Unemployment continues to be one of the major challenges in industrialized societies. Aside from its economic dimensions and societal repercussions, questions concerning the individual experience of unemployment have recently attracted increasing attention. Although many studies have documented the detrimental effects of unemployment for subjective well-being, they overwhelmingly focus on life satisfaction as the cognitive dimension of well-being. Little is known about the emotional antecedents and consequences of unemployment. We thus investigate the impact of unemployment on emotional well-being by analyzing the frequency with which specific emotions are experienced in anticipation of and reaction to job loss. Using longitudinal data of the German Socio-Economic Panel (SOEP) and fixed effects regressions, we find that becoming unemployed leads to more frequent experiences of unpleasant emotions only in the short run and that adaptation occurs more rapidly as compared to life satisfaction. Contrary to existing studies, we find decreases on emotional well-being but not in life satisfaction in anticipation of unemployment.

Jürgen Schupp

Wissenschaftler in der Infrastruktureinrichtung Sozio-oekonomisches Panel

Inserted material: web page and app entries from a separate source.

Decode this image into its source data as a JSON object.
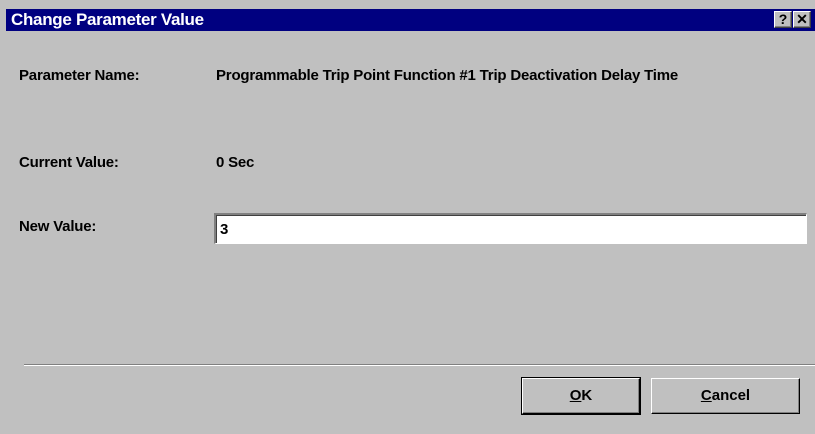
{
  "window": {
    "title": "Change Parameter Value",
    "help_glyph": "?",
    "close_glyph": "✕"
  },
  "form": {
    "parameter_name_label": "Parameter Name:",
    "parameter_name_value": "Programmable Trip Point Function #1 Trip Deactivation Delay Time",
    "current_value_label": "Current Value:",
    "current_value_value": "0 Sec",
    "new_value_label": "New Value:",
    "new_value_input": "3"
  },
  "buttons": {
    "ok_label": "OK",
    "cancel_label": "Cancel"
  },
  "colors": {
    "titlebar": "#000080",
    "dialog_face": "#c0c0c0"
  }
}
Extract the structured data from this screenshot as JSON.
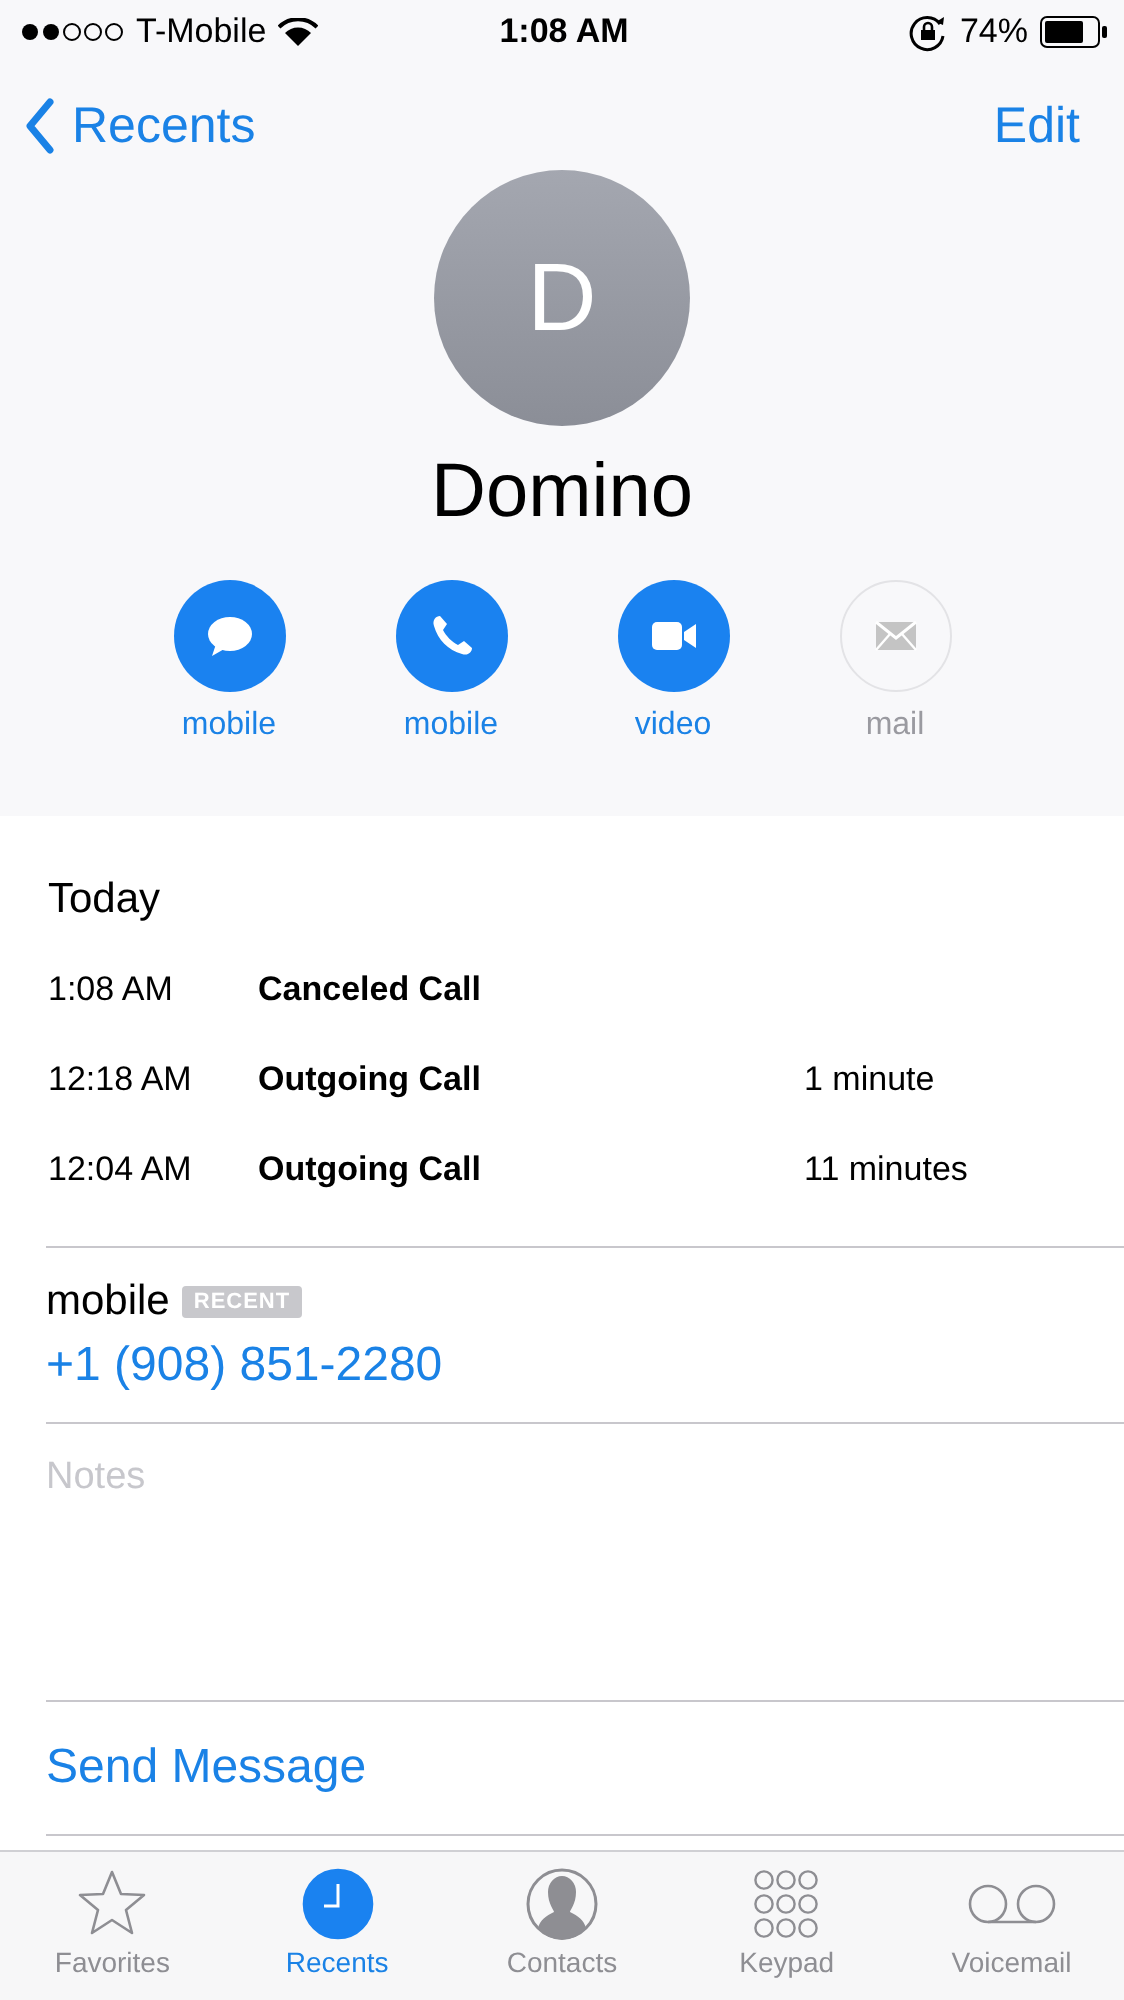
{
  "status_bar": {
    "carrier": "T-Mobile",
    "time": "1:08 AM",
    "battery": "74%"
  },
  "nav": {
    "back": "Recents",
    "action": "Edit"
  },
  "contact": {
    "initial": "D",
    "name": "Domino"
  },
  "actions": [
    {
      "kind": "message",
      "label": "mobile",
      "disabled": false
    },
    {
      "kind": "call",
      "label": "mobile",
      "disabled": false
    },
    {
      "kind": "video",
      "label": "video",
      "disabled": false
    },
    {
      "kind": "mail",
      "label": "mail",
      "disabled": true
    }
  ],
  "history": {
    "heading": "Today",
    "calls": [
      {
        "time": "1:08 AM",
        "type": "Canceled Call"
      },
      {
        "time": "12:18 AM",
        "type": "Outgoing Call",
        "duration": "1 minute"
      },
      {
        "time": "12:04 AM",
        "type": "Outgoing Call",
        "duration": "11 minutes"
      }
    ]
  },
  "phone": {
    "label": "mobile",
    "badge": "RECENT",
    "number": "+1 (908) 851-2280"
  },
  "notes": {
    "placeholder": "Notes"
  },
  "send_message": "Send Message",
  "tabs": [
    {
      "kind": "favorites",
      "label": "Favorites",
      "selected": false
    },
    {
      "kind": "recents",
      "label": "Recents",
      "selected": true
    },
    {
      "kind": "contacts",
      "label": "Contacts",
      "selected": false
    },
    {
      "kind": "keypad",
      "label": "Keypad",
      "selected": false
    },
    {
      "kind": "voicemail",
      "label": "Voicemail",
      "selected": false
    }
  ]
}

JEL-Classification: A14;D63;J17
Keywords: Unemployment, emotions, well-being, life satisfaction, SOEP
Frei zugängliche Version: (econstor)
http://hdl.handle.net/10419/83991